▶ **Records for this exercise**
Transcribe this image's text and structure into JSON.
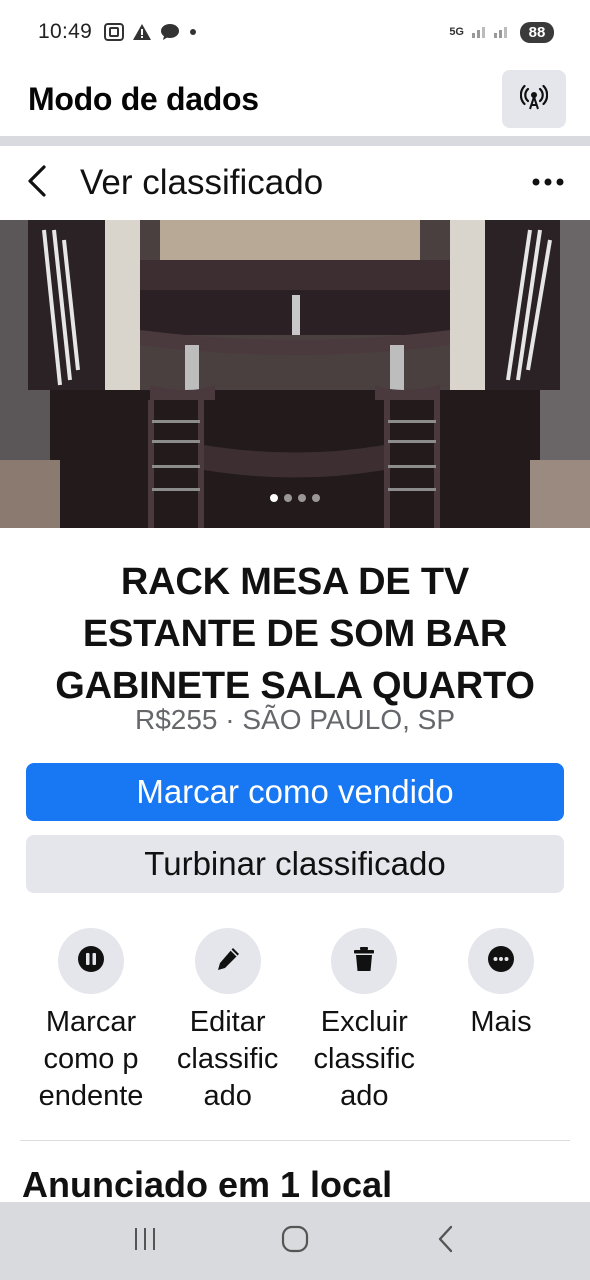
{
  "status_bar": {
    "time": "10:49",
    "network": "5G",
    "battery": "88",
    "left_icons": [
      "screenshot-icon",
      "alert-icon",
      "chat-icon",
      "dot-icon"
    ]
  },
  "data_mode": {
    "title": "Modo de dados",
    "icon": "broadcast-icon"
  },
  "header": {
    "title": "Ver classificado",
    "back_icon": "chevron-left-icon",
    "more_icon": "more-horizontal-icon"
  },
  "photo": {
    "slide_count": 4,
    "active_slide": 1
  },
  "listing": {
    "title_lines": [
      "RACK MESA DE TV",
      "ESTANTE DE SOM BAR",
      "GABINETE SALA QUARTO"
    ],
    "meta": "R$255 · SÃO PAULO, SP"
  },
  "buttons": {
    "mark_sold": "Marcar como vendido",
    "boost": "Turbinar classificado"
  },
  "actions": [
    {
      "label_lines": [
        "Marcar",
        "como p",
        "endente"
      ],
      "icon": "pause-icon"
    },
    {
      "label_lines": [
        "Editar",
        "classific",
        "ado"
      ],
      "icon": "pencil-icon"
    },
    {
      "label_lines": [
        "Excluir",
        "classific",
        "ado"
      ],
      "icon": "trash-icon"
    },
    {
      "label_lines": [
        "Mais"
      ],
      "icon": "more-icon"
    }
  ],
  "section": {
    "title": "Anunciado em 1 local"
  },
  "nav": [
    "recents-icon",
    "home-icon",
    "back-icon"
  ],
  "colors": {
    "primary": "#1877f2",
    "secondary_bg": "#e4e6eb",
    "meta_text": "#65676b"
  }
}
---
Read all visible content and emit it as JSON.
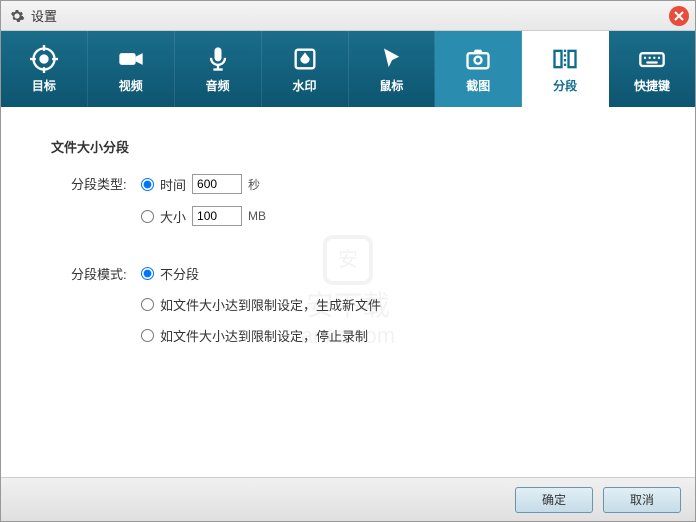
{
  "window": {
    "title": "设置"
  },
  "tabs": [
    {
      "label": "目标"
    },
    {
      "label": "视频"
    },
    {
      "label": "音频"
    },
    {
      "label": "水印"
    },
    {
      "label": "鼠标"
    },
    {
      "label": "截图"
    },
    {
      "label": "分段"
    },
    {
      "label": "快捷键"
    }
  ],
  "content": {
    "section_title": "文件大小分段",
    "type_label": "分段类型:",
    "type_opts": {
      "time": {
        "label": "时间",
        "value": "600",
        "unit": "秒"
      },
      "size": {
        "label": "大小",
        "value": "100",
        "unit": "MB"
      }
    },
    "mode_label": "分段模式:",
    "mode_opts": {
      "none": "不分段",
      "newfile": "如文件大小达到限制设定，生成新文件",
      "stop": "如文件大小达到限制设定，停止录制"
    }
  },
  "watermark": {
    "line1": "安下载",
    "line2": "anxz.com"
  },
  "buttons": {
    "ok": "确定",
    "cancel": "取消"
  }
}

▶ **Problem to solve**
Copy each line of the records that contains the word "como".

▶ **Reply to the exercise**
    "mark_sold": "Marcar como vendido",
        "como p",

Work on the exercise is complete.